Sunken woods are very rich and diverse ecosystems supporting large macrofaunal diversity and representing a source of carbon and energy for any heterotrophic organism able to consume plant material, and those relying on specialized microbial taxa. However, relatively little is known about the microbial communities that degrade sunken woods and produce reduced compounds that serve as energy sources for chemosynthetic lifestyles. The purpose of this study was to explore the bacterial diversity developing on and within sunken woods in a NW Mediterranean submarine canyon and its adjacent slope by using 16S rRNA genes survey. We described communities from Pine wood immerged at 1200 m deep in the Blanes Canyon and its adjacent open slope, as well as from material filling wood boring bivalve burrows. We demonstrate that bacterial communities were very different from each other in each of the three wood ecosystems. These highly diverse wood communities contained all the major bacterial phyla, but Alphaproteobacteria and Deltaproteobacteria were dominant in the open slope and the canyon, respectively. The burrows had more Gamma- and Epsilonproteobacteria. In summary, highly diverse bacterial communities with potentially wide metabolic capabilities colonized wood sunken in the Blanes Canyon and its adjacent open slopes in the Mediterranean Sea.

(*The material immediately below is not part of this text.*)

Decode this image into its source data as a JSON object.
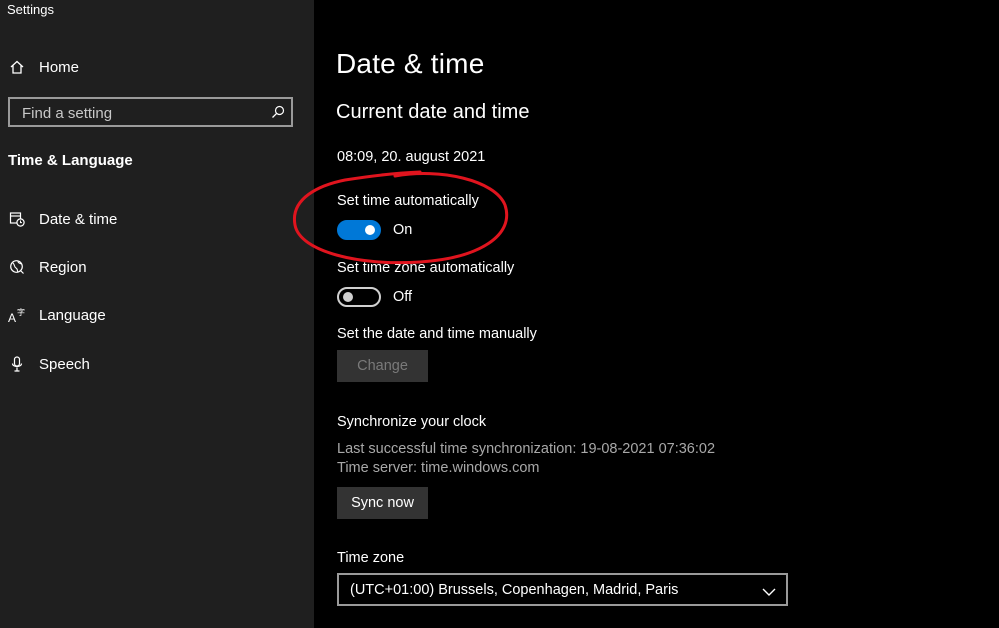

Bessette, Sandrine; Fagervold, Sonja K.; Romano, Chiara; Martin, Daniel; Bris, Nadine Le; and Galand, Pierre E
"DIVERSITY OF BACTERIAL COMMUNITIES ON SUNKEN WOODS IN THE MEDITERRANEAN SEA,"
Journal of Marine Science and Technology: Vol. 22:
1, Article 7.
Available at: https://jmstt.ntou.edu.tw/journal/vol22/iss1/7